##### Information shown #####

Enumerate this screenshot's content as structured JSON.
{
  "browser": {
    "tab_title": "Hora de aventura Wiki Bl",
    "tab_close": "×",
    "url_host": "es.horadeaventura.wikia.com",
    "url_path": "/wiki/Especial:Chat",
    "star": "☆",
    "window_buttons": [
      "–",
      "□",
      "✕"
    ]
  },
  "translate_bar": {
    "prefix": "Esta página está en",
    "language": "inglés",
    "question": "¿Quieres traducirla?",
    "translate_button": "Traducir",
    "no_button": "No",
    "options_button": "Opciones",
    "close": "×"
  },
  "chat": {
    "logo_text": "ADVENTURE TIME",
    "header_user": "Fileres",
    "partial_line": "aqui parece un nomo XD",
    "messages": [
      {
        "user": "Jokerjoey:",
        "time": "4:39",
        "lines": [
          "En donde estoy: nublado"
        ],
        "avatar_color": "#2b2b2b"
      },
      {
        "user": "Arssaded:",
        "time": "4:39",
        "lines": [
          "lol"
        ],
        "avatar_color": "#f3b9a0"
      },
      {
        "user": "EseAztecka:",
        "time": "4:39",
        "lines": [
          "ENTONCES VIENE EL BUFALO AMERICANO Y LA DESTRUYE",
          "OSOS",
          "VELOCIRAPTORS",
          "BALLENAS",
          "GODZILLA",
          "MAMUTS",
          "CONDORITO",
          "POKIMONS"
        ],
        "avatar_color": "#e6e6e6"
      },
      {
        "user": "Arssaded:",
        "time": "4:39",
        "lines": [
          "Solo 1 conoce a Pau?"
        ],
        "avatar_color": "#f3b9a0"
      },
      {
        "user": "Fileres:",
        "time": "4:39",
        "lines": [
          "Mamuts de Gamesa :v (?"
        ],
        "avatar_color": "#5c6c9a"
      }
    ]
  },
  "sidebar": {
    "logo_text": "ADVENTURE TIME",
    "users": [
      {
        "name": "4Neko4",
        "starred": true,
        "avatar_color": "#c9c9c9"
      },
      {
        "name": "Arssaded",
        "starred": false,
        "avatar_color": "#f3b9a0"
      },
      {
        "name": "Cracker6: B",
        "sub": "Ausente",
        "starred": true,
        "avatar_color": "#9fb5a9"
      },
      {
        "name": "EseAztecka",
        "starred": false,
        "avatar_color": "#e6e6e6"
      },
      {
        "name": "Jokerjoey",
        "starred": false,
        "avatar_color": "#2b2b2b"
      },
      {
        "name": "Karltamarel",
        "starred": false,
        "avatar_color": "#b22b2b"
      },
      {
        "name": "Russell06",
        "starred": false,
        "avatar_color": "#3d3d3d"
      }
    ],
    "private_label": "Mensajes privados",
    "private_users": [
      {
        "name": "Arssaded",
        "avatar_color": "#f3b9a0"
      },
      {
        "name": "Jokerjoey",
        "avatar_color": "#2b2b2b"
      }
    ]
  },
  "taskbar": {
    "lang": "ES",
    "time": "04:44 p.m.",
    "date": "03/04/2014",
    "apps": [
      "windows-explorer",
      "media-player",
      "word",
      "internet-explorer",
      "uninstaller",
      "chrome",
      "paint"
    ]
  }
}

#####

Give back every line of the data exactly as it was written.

■ Response to this task ■
Enumerate this screenshot's content as structured JSON.
{
  "browser": {
    "tab_title": "Hora de aventura Wiki Bl",
    "tab_close": "×",
    "url_host": "es.horadeaventura.wikia.com",
    "url_path": "/wiki/Especial:Chat",
    "star": "☆",
    "window_buttons": [
      "–",
      "□",
      "✕"
    ]
  },
  "translate_bar": {
    "prefix": "Esta página está en",
    "language": "inglés",
    "question": "¿Quieres traducirla?",
    "translate_button": "Traducir",
    "no_button": "No",
    "options_button": "Opciones",
    "close": "×"
  },
  "chat": {
    "logo_text": "ADVENTURE TIME",
    "header_user": "Fileres",
    "partial_line": "aqui parece un nomo XD",
    "messages": [
      {
        "user": "Jokerjoey:",
        "time": "4:39",
        "lines": [
          "En donde estoy: nublado"
        ],
        "avatar_color": "#2b2b2b"
      },
      {
        "user": "Arssaded:",
        "time": "4:39",
        "lines": [
          "lol"
        ],
        "avatar_color": "#f3b9a0"
      },
      {
        "user": "EseAztecka:",
        "time": "4:39",
        "lines": [
          "ENTONCES VIENE EL BUFALO AMERICANO Y LA DESTRUYE",
          "OSOS",
          "VELOCIRAPTORS",
          "BALLENAS",
          "GODZILLA",
          "MAMUTS",
          "CONDORITO",
          "POKIMONS"
        ],
        "avatar_color": "#e6e6e6"
      },
      {
        "user": "Arssaded:",
        "time": "4:39",
        "lines": [
          "Solo 1 conoce a Pau?"
        ],
        "avatar_color": "#f3b9a0"
      },
      {
        "user": "Fileres:",
        "time": "4:39",
        "lines": [
          "Mamuts de Gamesa :v (?"
        ],
        "avatar_color": "#5c6c9a"
      }
    ]
  },
  "sidebar": {
    "logo_text": "ADVENTURE TIME",
    "users": [
      {
        "name": "4Neko4",
        "starred": true,
        "avatar_color": "#c9c9c9"
      },
      {
        "name": "Arssaded",
        "starred": false,
        "avatar_color": "#f3b9a0"
      },
      {
        "name": "Cracker6: B",
        "sub": "Ausente",
        "starred": true,
        "avatar_color": "#9fb5a9"
      },
      {
        "name": "EseAztecka",
        "starred": false,
        "avatar_color": "#e6e6e6"
      },
      {
        "name": "Jokerjoey",
        "starred": false,
        "avatar_color": "#2b2b2b"
      },
      {
        "name": "Karltamarel",
        "starred": false,
        "avatar_color": "#b22b2b"
      },
      {
        "name": "Russell06",
        "starred": false,
        "avatar_color": "#3d3d3d"
      }
    ],
    "private_label": "Mensajes privados",
    "private_users": [
      {
        "name": "Arssaded",
        "avatar_color": "#f3b9a0"
      },
      {
        "name": "Jokerjoey",
        "avatar_color": "#2b2b2b"
      }
    ]
  },
  "taskbar": {
    "lang": "ES",
    "time": "04:44 p.m.",
    "date": "03/04/2014",
    "apps": [
      "windows-explorer",
      "media-player",
      "word",
      "internet-explorer",
      "uninstaller",
      "chrome",
      "paint"
    ]
  }
}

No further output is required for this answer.